    This is similar to digital cameras where the resolution becomes useless passed a certain point.
  • none12345
    "Agree with alidan, at this density, pixels are wasted: you don't see more as you need to scale everything up.
    And, knowing the hardware you need to drive this resolution,, I don't see any interest except for some niches.
    You need at least 44'' to exploit 4K. "

    While true of a TV at normal viewing distance. This is complete and utter BS for a desktop monitor. My eyesight is not that great and i can easily see the pixels(if i look for them) on the 1920x1080 monitor im staring at as i type this.

    The move to 3840 cant happen soon enough. If i had a spare 1,400 id be all over this monitor. But i dont, i have to wait till the price comes down. Also wait for the refresh rate to go up, 60 is too low.

    185ppi will be hard to see unless you really try hard. But sub 100 its pretty easy to see the pixels. The desktop world has been stuck with 90-110ppi for FAR FAR too long.
  • none12345
    As for scaling, apps designed for 1980 scale perfectly to 3840, you just double everything. The the image will look identical to what you have now.

    Granted there are some issues, like the windows app notification message that tells apps when they are being scaled. And some apps ignoring this message and telling windows back that it can handle the resoultion properly when it cant. Thats an issue. But for every app that doesnt cheat like that, and just renders itself, you can scale it easily.

    Its the wierd ppi monitors that have problems scaling. You cant scale an image designed for 90ppi to 150 without screwing up the image. You can scale 90 to 180 easily and it will look perfect.

    As far as games go. Just turn down the AA setting, and you achieve the same framerate with a better image on 4k then you do on 2k. With AA on youa re already rendering at the higher pixel density, then downscaling it to be displayed. Downscaling takes processing power, turn off the AA and its the same thing only faster. AA becomes unnecessary once you increase pixel density.
  • SpankyNek
    I am interested in further explanation of the Vincent67's assertion that digital camera resolution becomes useless.

    Like none12345 mentioned above, it is totally dependent upon the intended usage of the product.

    4K computer monitors are being viewed at extremely short distances.
    If a photographer wants to produce very large prints from a digital image, resolution becomes paramount.

    So, while there is certainly a point where the cost of increasing resolution capability becomes inverse to the need of a "typical" use, that point will not be the same for someone utilizing those higher resolutions for atypical applications.

    IMO, smaller 4K displays still provide a ton of utility.
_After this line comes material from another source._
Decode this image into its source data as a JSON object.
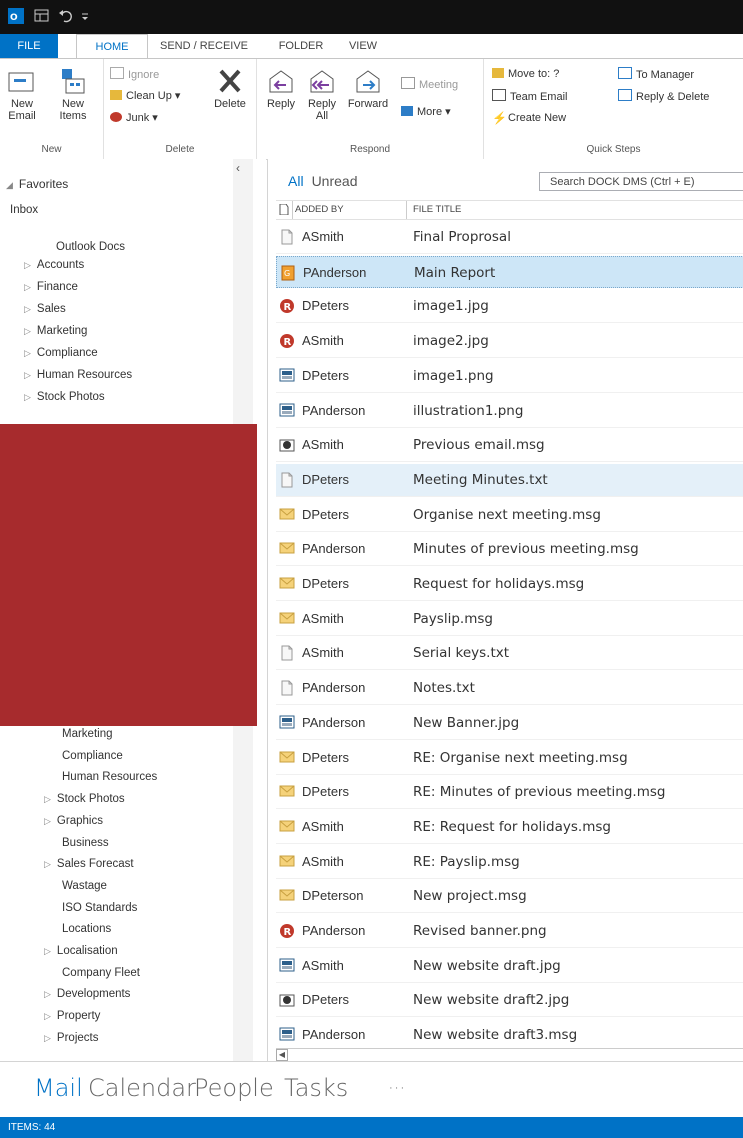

Whether or not that utility is something a typical user would benefit from is largely irrelevant when one considers that a typical user is not going to be in the market for a $1300 computer monitor.